If the reason seems reasonable, it probably is. But this question is also a good way to ferret out the scam artists, whose cheesy rationales often become obvious as you speak with them. If your Spider Sense is tingles, flee! Also ask whether the owner has service records available; if not, beware. Most conscientious owners know the importance of a maintenance paper trail – and will have a record of such things as major service, maintenance work and so on. If such records aren’t available, it’s a good reason to be a little cautious – even suspicious.
3) You may want to give serious thought to dragging yourself to the location – even if it means a plane trip – before you make a commitment to buy.

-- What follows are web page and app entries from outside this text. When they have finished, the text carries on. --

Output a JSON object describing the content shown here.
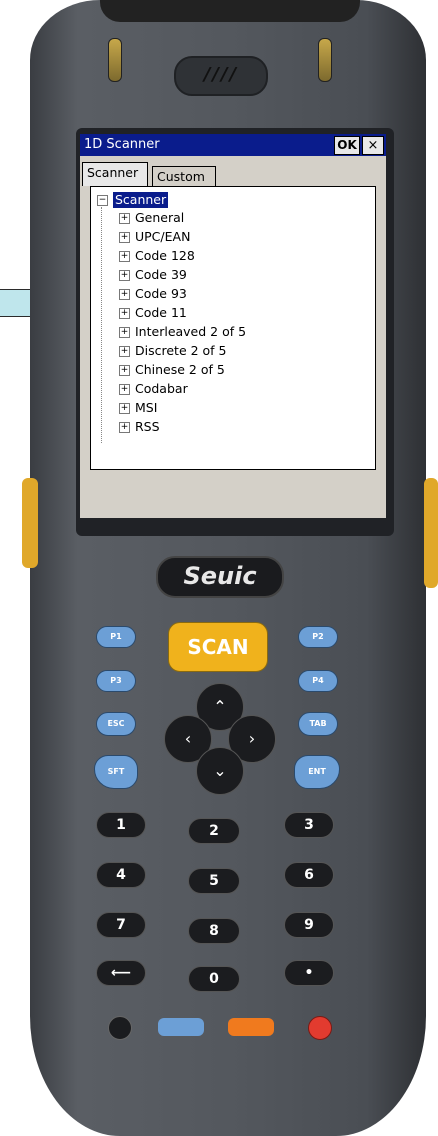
{
  "window": {
    "title": "1D Scanner",
    "ok_label": "OK",
    "close_label": "×"
  },
  "tabs": [
    {
      "label": "Scanner",
      "active": true
    },
    {
      "label": "Custom",
      "active": false
    }
  ],
  "tree": {
    "root": {
      "label": "Scanner",
      "expander": "⊟"
    },
    "items": [
      {
        "label": "General",
        "expander": "+"
      },
      {
        "label": "UPC/EAN",
        "expander": "+"
      },
      {
        "label": "Code 128",
        "expander": "+"
      },
      {
        "label": "Code 39",
        "expander": "+"
      },
      {
        "label": "Code 93",
        "expander": "+"
      },
      {
        "label": "Code 11",
        "expander": "+"
      },
      {
        "label": "Interleaved 2 of 5",
        "expander": "+"
      },
      {
        "label": "Discrete 2 of 5",
        "expander": "+"
      },
      {
        "label": "Chinese 2 of 5",
        "expander": "+"
      },
      {
        "label": "Codabar",
        "expander": "+"
      },
      {
        "label": "MSI",
        "expander": "+"
      },
      {
        "label": "RSS",
        "expander": "+"
      }
    ]
  },
  "device": {
    "brand": "Seuic",
    "speaker_mark": "////",
    "keys": {
      "p1": "P1",
      "p2": "P2",
      "p3": "P3",
      "p4": "P4",
      "scan": "SCAN",
      "esc": "ESC",
      "tab": "TAB",
      "sft": "SFT",
      "ent": "ENT",
      "k1": "1",
      "k2": "2",
      "k3": "3",
      "k4": "4",
      "k5": "5",
      "k6": "6",
      "k7": "7",
      "k8": "8",
      "k9": "9",
      "k0": "0",
      "dot": "•",
      "bksp": "⟵"
    },
    "colors": {
      "scan_key": "#f0b21c",
      "blue_keys": "#6c9fd6",
      "power_key": "#e23b2f",
      "orange_key": "#f07a1e",
      "titlebar": "#0a1c8c"
    }
  }
}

Even if the seller’s completely honest, pictures alone can’t convey the true story about a car’s actual condition. It’s hard to take a test drive from 500 (or 1,500) miles away. You may have to take the word of the seller that everything works as advertised and that he is describing the vehicle’s overall condition fairly and honestly.
4) If you can’t physically check the vehicle out for yourself, ask the seller if it’d be ok if you had a friend who is in the area come by to check the car out for you.
If the seller backpedals at that, so should you. It doesn’t matter if your “friend” is entirely fictitious and you don’t know anyone within 500 miles of the seller’s location; you’re trying to find out whether the seller is trying to hide something.
5) Be absolutely certain the seller has a clear title for the vehicle before any money changes hands.
Ask, specifically, whether the title is in the seller’s name – and whether it has any liens attached. Title issues are a huge headache you want no part of.
6) If you are using eBay to shop, pay close attention to seller feedback.
All eBayers have a record of their past transactions and how they went; it’s one of the nicest features of online bidding. Be wary of newly created accounts (less than six months old) with minimal feedback posted — or worse, negative feedback. If a seller has 30 or 40 positive feedbacks and no negatives, on the otherhand, it’s a pretty solid bet the guy is decent.
7) Get the Vehicle Identification Number (VIN) and run a $25 CarFax report before you buy.
This reduces the chances of getting suckered into a rebuilt wreck, flood or otherwise damaged vehicle that was slapped back together and resprayed to make it look like a peach. While CarFax isn’t infallible, it can help screen out some of the bad apples.
8) Finally, consider how you will conclude the transaction.
Most sellers will want a bank check (or cash) before signing over the title/allowing the vehicle to be put onto a truck. Don’t forget to factor in the cost of shipping/transporting the vehicle from where it is to where you are. It can cost $1,000 or more to have a vehicle trucked from one region of the country to another.
With a little caution and common sense, you’re online buying experience can be as good or better than a trip to your local dealership.
This is a guest post by automotive columnist Eric Peters, check him out on the web at www.ericpetersautos.com.
Image Credit: Mobilski